In the election of November 5, 2013, Ed Murray is expected to coast to a decisive victory in his bid to become Seattle's first openly gay mayor. Murray, who was the chief sponsor of Washington's marriage equality bill that became law when it was approved state-wide in a November 2012 referendum, is Washington's Senate Majority Leader, a position to which he was elected by acclamation soon after the November election. He served eleven years in the state House of Representatives before being elected to the Senate in 2006. He has made his commitment to equal rights a cornerstone of his campaign for mayor.
In a story about the campaign for mayor of Seattle in the New York Times, Kirk Johnson notes that a recent poll has Murray leading incumbent Mayor Mike McGinn by 17 percentage points.
Johnson also notes that Murray may be benefiting from his sexual orientation. Not only does Seattle now surpass San Francisco in having the highest percentage of same-sex households among big cities in the nation--2.61 percent, compared with 2.46 in San Francisco--according to census figures, but Seattle also voted voted overwhelmingly in favor of the marriage equality bill.
Murray's first campaign ad introduced Murray walking with his husband Michael Shiosaki. The men were wed on August 10, 2013 in a traditional Episcopal ceremony at St. Mark's Cathedral near their home in Seattle's Capitol Hill district.
Murray's final campaign ad also closes with the same image of the two men walking together.
As Johnson describes the final television advertisement, "The ad features a parade of supporters not so subtly answering a question about their belief in Mr. Murray and the city's future under his leadership with the repeated refrain, 'I do.' The ad's final scene: a lesbian marriage."

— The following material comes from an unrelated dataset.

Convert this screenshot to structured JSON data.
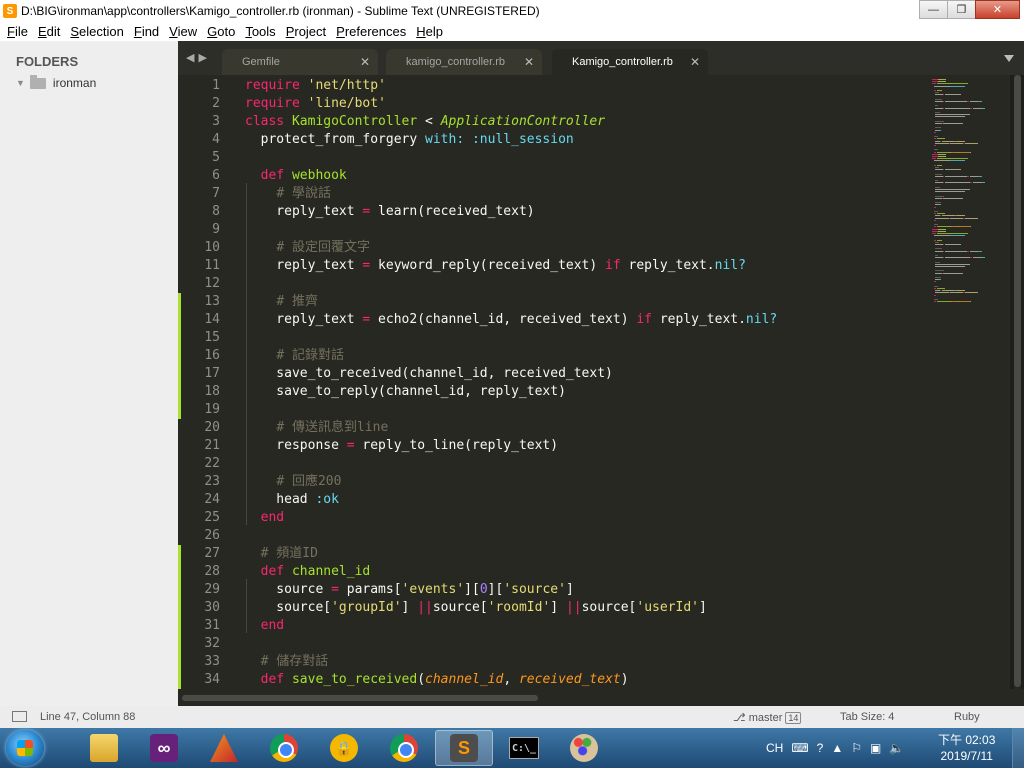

Below is Murray's first campaign ad.
Below is Murray's final campaign ad.